News Story 1
 A scheme that helped owners of XL bully dogs with the cost of neutering has closed to new applications due to high demand.

The scheme, run by the RSPCA, Blue Cross, and Battersea, has helped 1,800 dogs and their owners after XL bullies were banned under the Dangerous Dogs Act.

In England and Wales, owners of XL bully dogs which were over one year old on 31 January 2021 have until 30 June 2024 to get their dog neutered. If a dog was between seven months and 12 months old, it must be neutered by 31 December 2024. If it was under seven months old, owners have until 30 June 2025.

More information can be found on the Defra website. 

Click here for more...
News Shorts
Avian flu cattle outbreak spreads to tenth US state

Cattle in two dairy herds in Iowa have tested positive for highly pathogenic avian influenza (HPAI), making it the tenth state in the USA to be affected by the ongoing outbreak of the disease in cattle.

Since March 2024, more than 80 herds across the USA have been affected by the virus and three dairy workers have tested positive. Authorities have introduced measures to limit the spread of the virus and farmers have been urged to strengthen their biosecurity protocols.

Mike Naig, Iowa secretary of agriculture, said: "Given the spread of highly pathogenic avian influenza within dairy cattle in many other states, it is not a surprise that we would have a case given the size of our dairy industry in Iowa.

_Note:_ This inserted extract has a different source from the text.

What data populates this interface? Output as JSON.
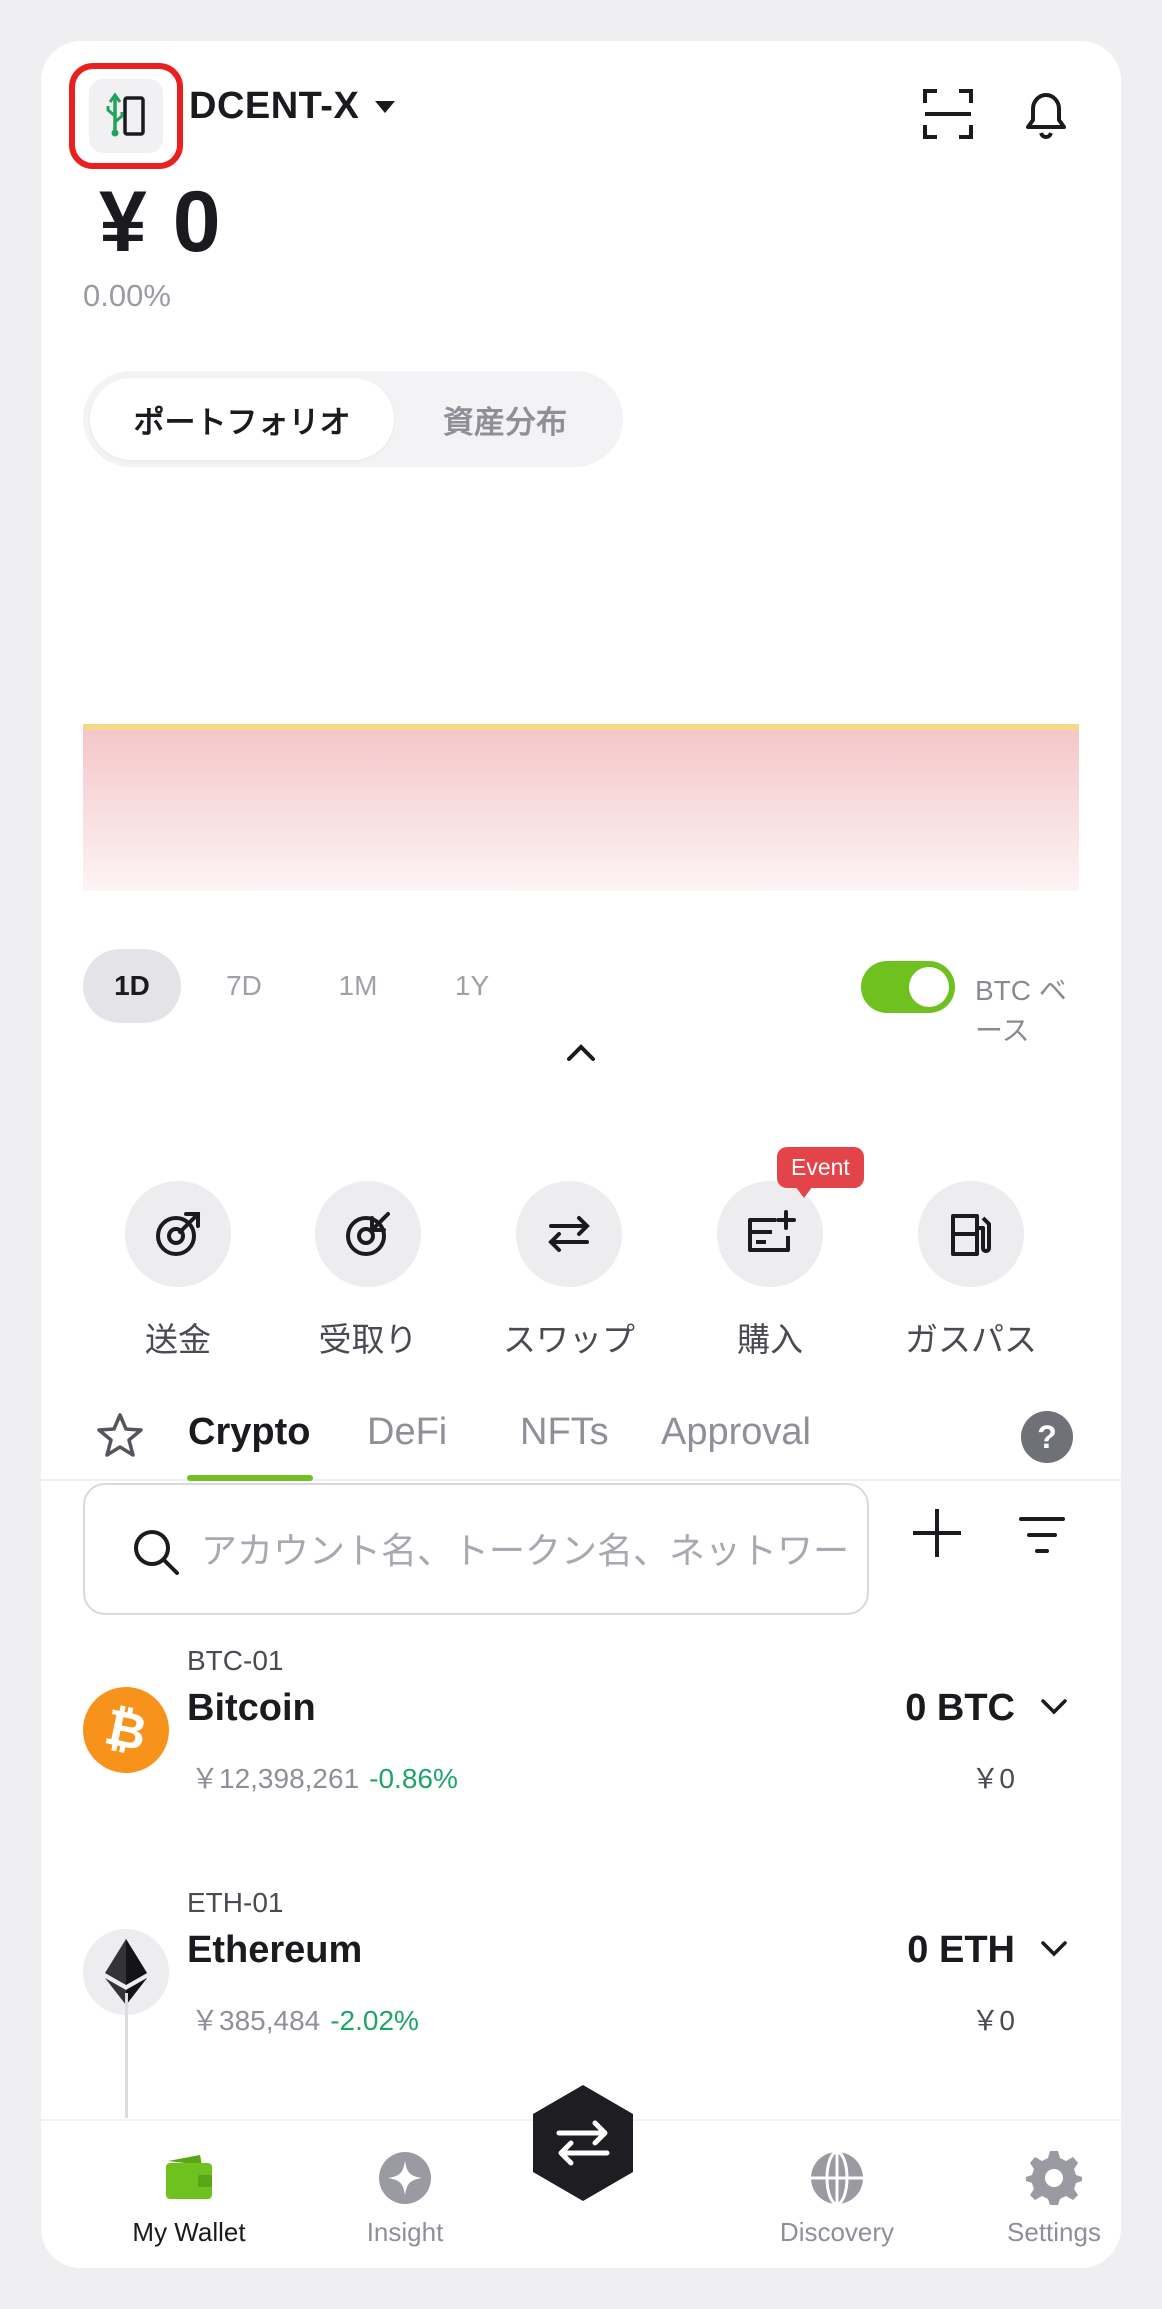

"While lactating dairy cattle appear to recover with supportive care, we know this destructive virus continues to be deadly for poultry."